Reply to David Wilson's post:Exactly.
Reply to Richard Roy's post:I practiced that for all my 12 years of college teaching. I used my phone camera to go around the class and record every student sharing their name and a little background.. and after the final exam on the last day, I would play that video in the class and students have a lot of fun as they notice how they've grown during those few weeks..
It was easy on Zoom as well, because student names were visible under their picture..
Encouraging students to wear name tags in the first few sessions (at least) can help remembering their names, but as stated in this course, I believe it's an integral part of the instructor's role. I feel so limited in a classroom when I don't know or remember a student's name, so I make it my priority to remember their names before the second session, and I practice calling on them by name in the second session to show that I care about everyone, and to consolidate my own memory..
They find it so special when I still remember their names months after they leave my class
Instructors worry about scenarios that don't actually happen, which can impede how they interact with the class
As a new instructure, I have doubts, but I am learnging to work on those doubt.
making notes of any issues or mis-steps you may have experienced during a lab or lecture are great ways for you to avoid them for the following class. Having these in your lecture notes will help you remember to avoid those steps as you plan for your next class.
I have tended to under prepare, and go TOO fast, sometimes running out of material.
Good examples of how to be better prepared, and more effective.
I use pnemonic devices to remember names. Tyler becomes "Tyler the Creator." Tony becomes "Tony Toni Tonê." I may use them in class as nicknames, depending on the mood of the room, or maybe just in my own mind as a way to remember them.

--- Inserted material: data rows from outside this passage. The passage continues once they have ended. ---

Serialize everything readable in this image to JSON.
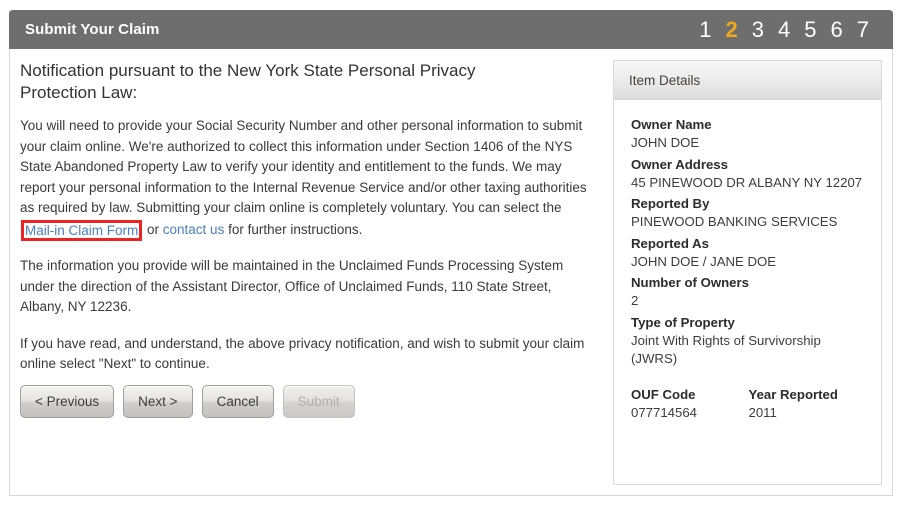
{
  "header": {
    "title": "Submit Your Claim",
    "steps": [
      "1",
      "2",
      "3",
      "4",
      "5",
      "6",
      "7"
    ],
    "active_step": "2",
    "bar_color": "#6d6e6d",
    "active_step_color": "#f0a81e"
  },
  "content": {
    "heading": "Notification pursuant to the New York State Personal Privacy Protection Law:",
    "para1_before_link": "You will need to provide your Social Security Number and other personal information to submit your claim online. We're authorized to collect this information under Section 1406 of the NYS State Abandoned Property Law to verify your identity and entitlement to the funds. We may report your personal information to the Internal Revenue Service and/or other taxing authorities as required by law. Submitting your claim online is completely voluntary. You can select the ",
    "link_mail_in": "Mail-in Claim Form",
    "para1_between_links": " or ",
    "link_contact_us": "contact us",
    "para1_after_link": " for further instructions.",
    "para2": "The information you provide will be maintained in the Unclaimed Funds Processing System under the direction of the Assistant Director, Office of Unclaimed Funds, 110 State Street, Albany, NY 12236.",
    "para3": "If you have read, and understand, the above privacy notification, and wish to submit your claim online select \"Next\" to continue.",
    "link_color": "#4a7fbd",
    "annotation_color": "#ee2222"
  },
  "buttons": {
    "previous": "< Previous",
    "next": "Next >",
    "cancel": "Cancel",
    "submit": "Submit",
    "submit_disabled": true
  },
  "item_details": {
    "panel_title": "Item Details",
    "fields": [
      {
        "label": "Owner Name",
        "value": "JOHN DOE"
      },
      {
        "label": "Owner Address",
        "value": "45 PINEWOOD DR ALBANY NY 12207"
      },
      {
        "label": "Reported By",
        "value": "PINEWOOD BANKING SERVICES"
      },
      {
        "label": "Reported As",
        "value": "JOHN DOE / JANE DOE"
      },
      {
        "label": "Number of Owners",
        "value": "2"
      },
      {
        "label": "Type of Property",
        "value": "Joint With Rights of Survivorship (JWRS)"
      }
    ],
    "footer_row": {
      "ouf_code_label": "OUF Code",
      "ouf_code_value": "077714564",
      "year_reported_label": "Year Reported",
      "year_reported_value": "2011"
    }
  }
}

I teach at a school for creatives, so many of my students have memorable stage-names as well.
I am so bad learning new students names, I am always traying to be prepared and I find that if I take my time and don't get nervous I am a better teacher.

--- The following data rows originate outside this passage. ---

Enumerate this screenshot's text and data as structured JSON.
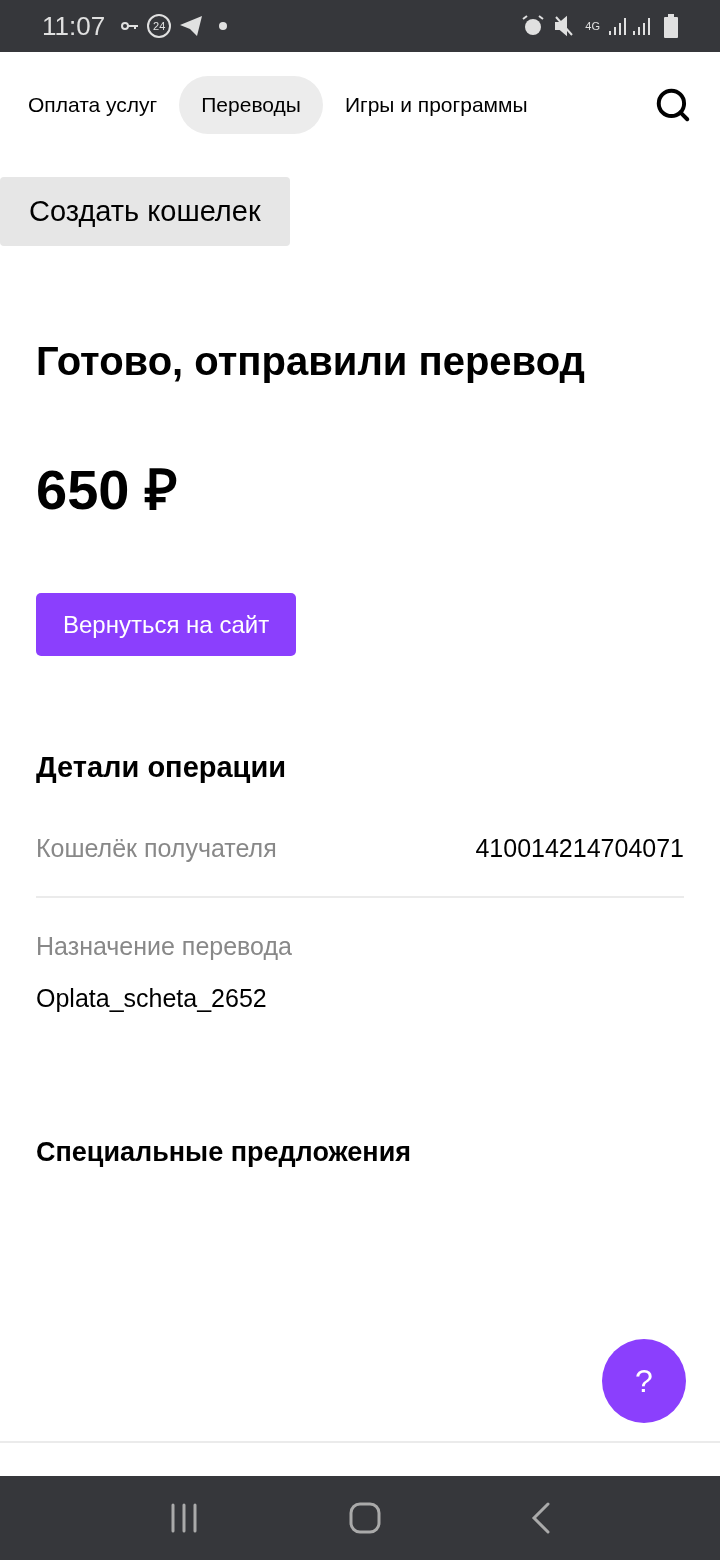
{
  "status_bar": {
    "time": "11:07",
    "badge": "24",
    "network": "4G"
  },
  "tabs": [
    {
      "label": "Оплата услуг",
      "selected": false
    },
    {
      "label": "Переводы",
      "selected": true
    },
    {
      "label": "Игры и программы",
      "selected": false
    }
  ],
  "create_wallet": "Создать кошелек",
  "title": "Готово, отправили перевод",
  "amount": "650 ₽",
  "back_button": "Вернуться на сайт",
  "details": {
    "title": "Детали операции",
    "rows": [
      {
        "kind": "inline",
        "label": "Кошелёк получателя",
        "value": "410014214704071"
      },
      {
        "kind": "stacked",
        "label": "Назначение перевода",
        "value": "Oplata_scheta_2652"
      }
    ]
  },
  "offers_title": "Специальные предложения",
  "help_button": "?"
}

It is okay to make mistakes as long as it is not consistently.
Take notes on mistakes and how you solved them so you can improve yourself the next time.
Having the expectation that everyone will be like you.
As an instructor you have to be prepared to teach your class instead of worrying about things that may or may not happen.
Reply to Shelley Freshman's post: Thats a great idea!!!
Reply to Marquita Scott's post: I agree that works well for both instructor and student!
Learned how important an instructor image is
Worrying about not making mistakes and helping every student do well in your classes.
Learning from our mistakes as instructors is improving our teaching practice. It is important to acknowledge that what works with on class of students, may not be the right fit for another class, even with the content is the same.
I admit, I have a problem remember student's name. I have 40-60 students per 3 week and up to 200 hundred students a term.
I had a student cry because I was covering a class on short notice that I had not taught before; and was not prepared, it was a struggle for me to deliver the proper information in a clear and concise manner. I made the mistake (which I knew) by stating I am also still learning and this is new to me as well. I know it had the potential to devalue my intruction but I wasn't sure what else to say at the time other than encouraging and letting them know I am here to support them and will always appreciate open feedback. I will always do my best to learn from my mistakes.
We are all human, every mistake by the instructor is a learning point for everyone, mistakes are human, admit it and move on.
I have to take the time to remember student names.